Mass murder comes in different forms. The criminological literature attempts a classification according to motives and triggers. There are different approaches. A distinction is often made between four basic types:

  • The disgruntled employee kills in a place that is associated with disregard and anger for him. The victims are often superiors and colleagues.
  • Family tragedies arise when an almost always male family member who feels responsible for the other members of the family loses control of their life and believes that there is no way out for the entire family. These perpetrators kill out of “a shifted understanding of love and responsibility - the desire to protect loved ones from misery and need”. Triggers can be family breakup or financial worries. This group of cases is often associated with an extended suicide . A comparable trigger is also present if the perpetrator feels rejected by a desired partner and kills him and others in his environment.
  • Mass murder related to another crime occurs when a hostage-taking , robbery, or other act escalates.
  • Terrorism is the use of force (here murder) for political purposes.

As further classifications, followers of sects or other groups have been suggested who commit mass murder on the instructions of their spiritual leader.

By type of offense was committed the shredder was between the type (Annihilator) distinction of his family or kill in the workplace victims from a special close relationship and in the case of the Family Annihilators corresponds to the case of family tragedy above, the pseudo-command , the heavily armed goes out and often kills out of the movement and indiscriminately as well as the systematic approach of a bomber or arsonist who commits his deed in such a way that he hopes to be able to leave the crime scene undetected. Any of these types of crime can take the form of a rampage .

Mass murders are most common in the family environment.

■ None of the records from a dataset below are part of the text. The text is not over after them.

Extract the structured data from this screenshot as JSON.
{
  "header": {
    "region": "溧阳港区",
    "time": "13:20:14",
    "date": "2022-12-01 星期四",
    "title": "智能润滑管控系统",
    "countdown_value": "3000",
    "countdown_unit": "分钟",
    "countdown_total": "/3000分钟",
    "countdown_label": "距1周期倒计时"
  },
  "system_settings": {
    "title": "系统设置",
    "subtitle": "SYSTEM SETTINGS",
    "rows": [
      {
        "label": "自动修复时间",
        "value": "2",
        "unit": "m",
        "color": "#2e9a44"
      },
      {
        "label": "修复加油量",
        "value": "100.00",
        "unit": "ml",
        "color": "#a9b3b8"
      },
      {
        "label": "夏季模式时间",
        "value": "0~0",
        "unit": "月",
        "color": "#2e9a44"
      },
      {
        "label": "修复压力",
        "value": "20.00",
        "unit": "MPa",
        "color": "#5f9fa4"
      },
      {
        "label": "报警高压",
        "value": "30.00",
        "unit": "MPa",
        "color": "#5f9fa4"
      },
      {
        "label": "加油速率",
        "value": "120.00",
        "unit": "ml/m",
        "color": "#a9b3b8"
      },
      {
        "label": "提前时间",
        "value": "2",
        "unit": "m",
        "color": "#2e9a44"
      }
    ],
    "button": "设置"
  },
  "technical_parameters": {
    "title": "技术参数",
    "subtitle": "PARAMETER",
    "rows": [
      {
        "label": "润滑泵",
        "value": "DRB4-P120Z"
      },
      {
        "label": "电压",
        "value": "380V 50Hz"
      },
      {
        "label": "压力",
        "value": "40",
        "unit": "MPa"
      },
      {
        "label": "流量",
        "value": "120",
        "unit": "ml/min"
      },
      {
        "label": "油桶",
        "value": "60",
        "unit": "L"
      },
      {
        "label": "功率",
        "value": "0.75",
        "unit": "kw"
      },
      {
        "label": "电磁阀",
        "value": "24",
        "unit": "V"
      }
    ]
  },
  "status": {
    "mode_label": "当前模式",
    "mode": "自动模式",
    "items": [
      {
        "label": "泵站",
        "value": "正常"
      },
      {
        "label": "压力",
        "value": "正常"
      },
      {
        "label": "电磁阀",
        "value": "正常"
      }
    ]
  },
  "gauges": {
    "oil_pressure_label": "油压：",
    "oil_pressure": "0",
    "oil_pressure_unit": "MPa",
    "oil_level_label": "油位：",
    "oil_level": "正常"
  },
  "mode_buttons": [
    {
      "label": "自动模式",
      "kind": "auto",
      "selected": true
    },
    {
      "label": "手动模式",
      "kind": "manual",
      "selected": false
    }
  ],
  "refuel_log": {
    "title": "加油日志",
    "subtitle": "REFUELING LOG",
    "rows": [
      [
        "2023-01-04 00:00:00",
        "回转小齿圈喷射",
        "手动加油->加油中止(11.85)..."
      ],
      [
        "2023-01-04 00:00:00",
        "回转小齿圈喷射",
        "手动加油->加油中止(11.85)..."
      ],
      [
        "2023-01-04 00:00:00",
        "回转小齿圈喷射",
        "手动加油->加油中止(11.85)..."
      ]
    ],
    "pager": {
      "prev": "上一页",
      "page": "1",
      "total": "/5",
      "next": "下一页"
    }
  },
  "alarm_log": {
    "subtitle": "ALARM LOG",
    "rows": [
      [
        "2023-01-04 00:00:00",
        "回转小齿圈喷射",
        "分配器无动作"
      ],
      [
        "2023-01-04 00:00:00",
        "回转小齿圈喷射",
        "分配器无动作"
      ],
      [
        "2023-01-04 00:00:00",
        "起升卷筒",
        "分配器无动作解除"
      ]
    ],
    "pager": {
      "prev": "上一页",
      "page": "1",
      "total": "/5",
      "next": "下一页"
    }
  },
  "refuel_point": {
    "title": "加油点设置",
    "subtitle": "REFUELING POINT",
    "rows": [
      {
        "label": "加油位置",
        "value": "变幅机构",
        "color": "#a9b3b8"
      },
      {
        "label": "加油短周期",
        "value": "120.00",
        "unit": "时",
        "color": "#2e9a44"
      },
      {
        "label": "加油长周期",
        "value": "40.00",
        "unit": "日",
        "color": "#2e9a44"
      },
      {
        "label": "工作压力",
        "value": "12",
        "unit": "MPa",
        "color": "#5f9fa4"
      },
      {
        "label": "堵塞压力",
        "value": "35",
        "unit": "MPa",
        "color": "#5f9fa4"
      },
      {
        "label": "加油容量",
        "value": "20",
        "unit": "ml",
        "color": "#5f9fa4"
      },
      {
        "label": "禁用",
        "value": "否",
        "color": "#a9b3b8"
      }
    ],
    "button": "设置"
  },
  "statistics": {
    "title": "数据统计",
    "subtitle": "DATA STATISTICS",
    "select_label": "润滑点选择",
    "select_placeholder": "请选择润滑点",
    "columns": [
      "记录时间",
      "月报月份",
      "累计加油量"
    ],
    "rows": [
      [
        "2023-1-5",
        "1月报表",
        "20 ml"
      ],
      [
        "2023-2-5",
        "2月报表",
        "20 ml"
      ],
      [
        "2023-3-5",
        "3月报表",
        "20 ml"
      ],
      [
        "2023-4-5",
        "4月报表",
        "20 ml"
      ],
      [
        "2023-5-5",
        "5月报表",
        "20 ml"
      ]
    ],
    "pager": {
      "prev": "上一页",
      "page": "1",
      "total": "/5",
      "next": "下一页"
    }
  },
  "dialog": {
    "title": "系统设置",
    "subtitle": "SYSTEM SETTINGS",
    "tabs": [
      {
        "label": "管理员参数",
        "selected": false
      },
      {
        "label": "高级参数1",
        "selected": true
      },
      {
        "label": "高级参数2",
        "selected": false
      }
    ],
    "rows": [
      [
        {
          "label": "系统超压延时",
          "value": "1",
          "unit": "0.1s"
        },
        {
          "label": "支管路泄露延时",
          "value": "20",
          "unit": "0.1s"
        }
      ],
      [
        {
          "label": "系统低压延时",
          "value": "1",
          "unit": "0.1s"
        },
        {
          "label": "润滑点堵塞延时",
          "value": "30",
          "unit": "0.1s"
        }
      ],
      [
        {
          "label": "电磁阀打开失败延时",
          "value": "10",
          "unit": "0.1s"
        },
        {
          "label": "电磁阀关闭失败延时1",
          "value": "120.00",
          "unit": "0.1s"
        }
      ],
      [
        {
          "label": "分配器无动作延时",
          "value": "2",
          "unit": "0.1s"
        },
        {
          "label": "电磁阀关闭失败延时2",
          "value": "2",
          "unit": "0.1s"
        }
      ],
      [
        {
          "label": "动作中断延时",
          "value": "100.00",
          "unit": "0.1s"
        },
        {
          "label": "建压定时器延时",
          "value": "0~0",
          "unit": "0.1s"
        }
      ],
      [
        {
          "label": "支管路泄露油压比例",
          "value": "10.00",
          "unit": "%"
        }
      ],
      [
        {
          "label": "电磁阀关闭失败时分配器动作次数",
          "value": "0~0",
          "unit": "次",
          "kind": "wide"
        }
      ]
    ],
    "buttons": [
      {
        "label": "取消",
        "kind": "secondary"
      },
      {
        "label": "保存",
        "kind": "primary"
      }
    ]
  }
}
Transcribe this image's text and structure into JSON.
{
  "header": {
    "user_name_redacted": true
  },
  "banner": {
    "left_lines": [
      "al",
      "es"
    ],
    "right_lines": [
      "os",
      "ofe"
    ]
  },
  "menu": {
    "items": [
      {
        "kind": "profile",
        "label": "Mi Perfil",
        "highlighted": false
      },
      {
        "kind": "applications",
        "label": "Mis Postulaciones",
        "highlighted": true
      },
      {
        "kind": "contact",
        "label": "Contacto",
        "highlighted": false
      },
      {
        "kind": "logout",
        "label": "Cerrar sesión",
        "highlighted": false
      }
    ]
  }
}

The terrorist attacks of September 11, 2001 and the 2002 attack on Bali , which can be assigned to the field of terrorism, resulted in high numbers of victims . Further high numbers of victims arise from crimes committed by arson.

Use outside of criminology

Outside of criminology, politically motivated mass killings were regularly referred to as mass murder, such as the Great Terror under Stalin , or the massacre of around half a million communists in Indonesia from 1965 to 1966.

Individual acts of murder during genocide were also often referred to as mass murder. With regard to the Holocaust and Porajmos in its entirety and dimensions, the term mass extermination was coined, and historians used the same name for the industrialized Nazi killing sites, later extermination camps .

See also

Web links

Wiktionary: mass murder  - explanations of meanings, word origins, synonyms, translations

Individual evidence

  1. a b c Homicide: Mass Murder and Serial Killings In: Richard Alan Wright, J. Mitchell Miller (Eds.): Encyclopedia of criminology . Routledge, 2005, ISBN 9781579584665 , pp. 687 ff.
  2. ^ A b Hans Joachim Schneider: Introduction to Criminology . Walter de Gruyter, 1993, ISBN 3110097567 , pp. 94-97.
  3. ^ A b Clifton D. Bryant (Ed.): Encyclopedia of Criminology and Deviant Behavior - Historical, conceptual, and theoretical issues . Brunner-Routledge, 2000, ISBN 1-56032-772-3 , p. 271 ff.
  4. a b Elizabeth Yardley, David Wilson, Adam Lynes: A Taxonomy of Male British Family Annihilators, 1980–2012 . In: The Howard Journal of Criminal Justice , 2013 doi: 10.1111 / hojo.12033 .
  5. James Alan Fox, Jack Levin: Extreme killing: understanding serial and mass murder . Sage Publishing 2005, ISBN 0-7619-8856-4 , p. 23.
  6. ^ Park Elliott Dietz: Mass, serial and sensational homicides. In: Bulletin of the New York Academy of Medicine. Volume 62, Number 5, June 1986, pp. 477-491, PMID 3461857 , PMC 1629267 (free full text).
  7. Federal Court of Justice: Order of February 26, 1999 - 3 StR 613–98 = “Approval of Genocide of Jews” BGH, NJW 1999, 1561–1562 “Among other things, the mass murder of the Jewish population during the Third Reich in the Texts denied or approved. [...] The accused, through [...] the genocide committed by the mass extermination of citizens of the Jewish faith by the National Socialist tyranny, approved of genocide in a manner that was likely to disturb the public peace. "